Exercise instructions
In the records below, find each line with "icon" and copy it.

Page and application data records
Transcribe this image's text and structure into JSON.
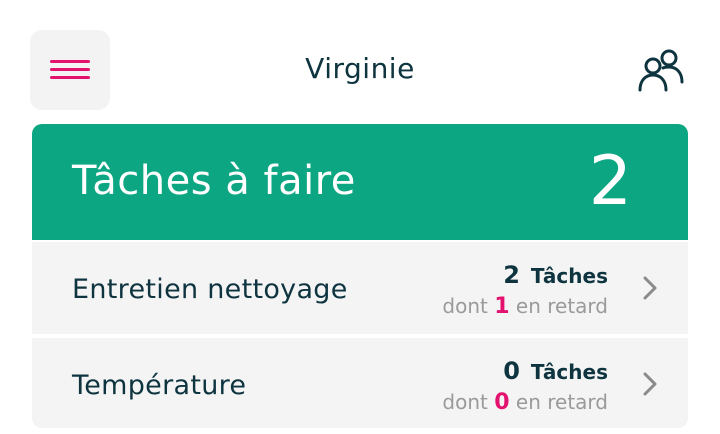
{
  "header": {
    "menu_icon": "hamburger-menu-icon",
    "user_name": "Virginie",
    "users_icon": "users-group-icon"
  },
  "card": {
    "title": "Tâches à faire",
    "count": "2",
    "header_color": "#0da682",
    "rows": [
      {
        "label": "Entretien nettoyage",
        "task_count": "2",
        "task_word": "Tâches",
        "dont": "dont",
        "late_count": "1",
        "late_text": "en retard"
      },
      {
        "label": "Température",
        "task_count": "0",
        "task_word": "Tâches",
        "dont": "dont",
        "late_count": "0",
        "late_text": "en retard"
      }
    ]
  },
  "colors": {
    "accent_pink": "#e3126f",
    "primary_green": "#0da682",
    "text_dark": "#0e3440"
  }
}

Solution to the exercise
    "menu_icon": "hamburger-menu-icon",
    "users_icon": "users-group-icon"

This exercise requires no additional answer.